*** The data ***

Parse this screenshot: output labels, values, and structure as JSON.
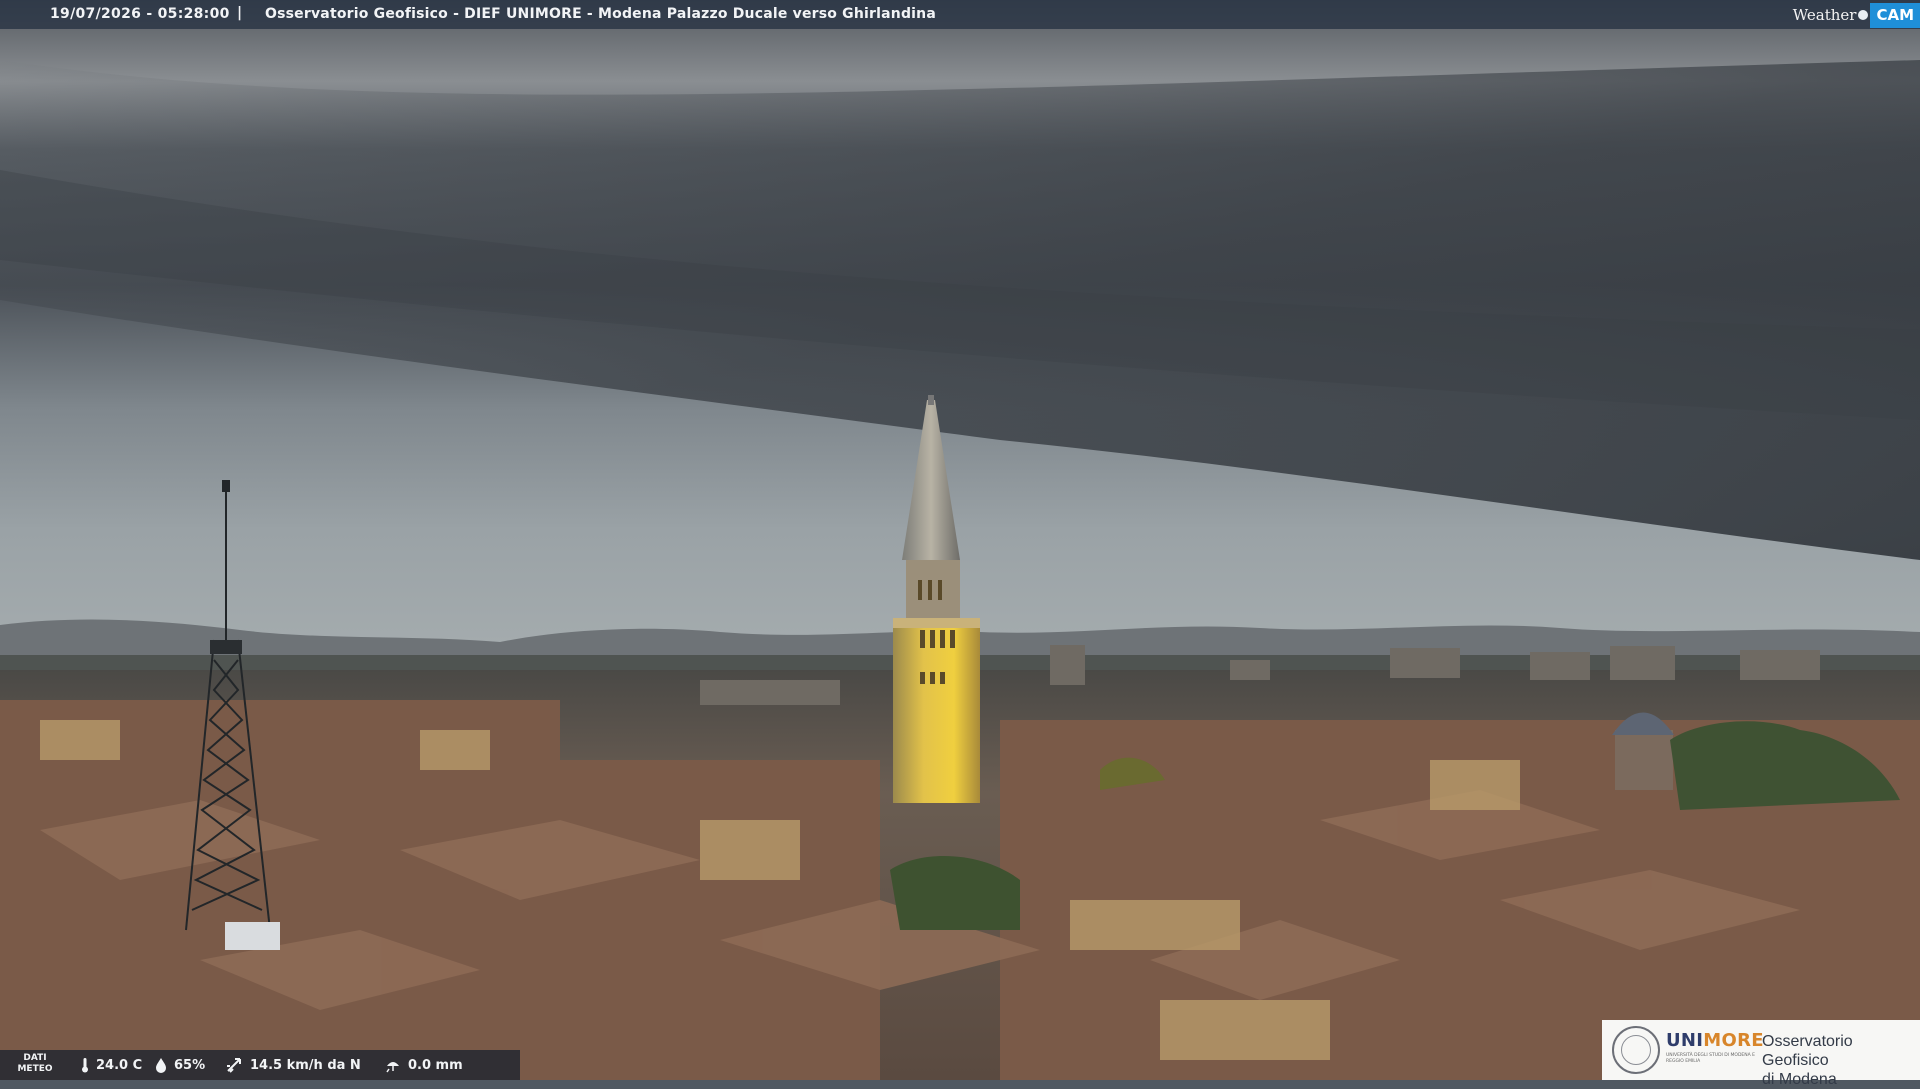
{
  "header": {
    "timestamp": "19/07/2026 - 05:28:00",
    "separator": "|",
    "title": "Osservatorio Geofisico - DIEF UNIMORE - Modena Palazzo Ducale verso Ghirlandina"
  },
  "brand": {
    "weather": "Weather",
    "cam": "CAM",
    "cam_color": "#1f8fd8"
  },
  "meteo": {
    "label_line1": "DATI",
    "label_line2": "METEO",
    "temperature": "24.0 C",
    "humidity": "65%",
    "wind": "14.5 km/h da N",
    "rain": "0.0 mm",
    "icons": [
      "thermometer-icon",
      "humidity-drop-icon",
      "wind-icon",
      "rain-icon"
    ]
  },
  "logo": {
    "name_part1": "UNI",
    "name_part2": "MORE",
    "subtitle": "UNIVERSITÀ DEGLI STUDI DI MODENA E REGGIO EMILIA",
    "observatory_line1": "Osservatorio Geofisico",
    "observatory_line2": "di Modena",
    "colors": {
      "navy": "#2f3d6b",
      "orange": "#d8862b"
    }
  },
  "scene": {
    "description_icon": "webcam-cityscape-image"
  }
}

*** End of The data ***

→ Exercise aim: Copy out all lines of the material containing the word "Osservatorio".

→ Written response:
    "title": "Osservatorio Geofisico - DIEF UNIMORE - Modena Palazzo Ducale verso Ghirlandina"
    "observatory_line1": "Osservatorio Geofisico",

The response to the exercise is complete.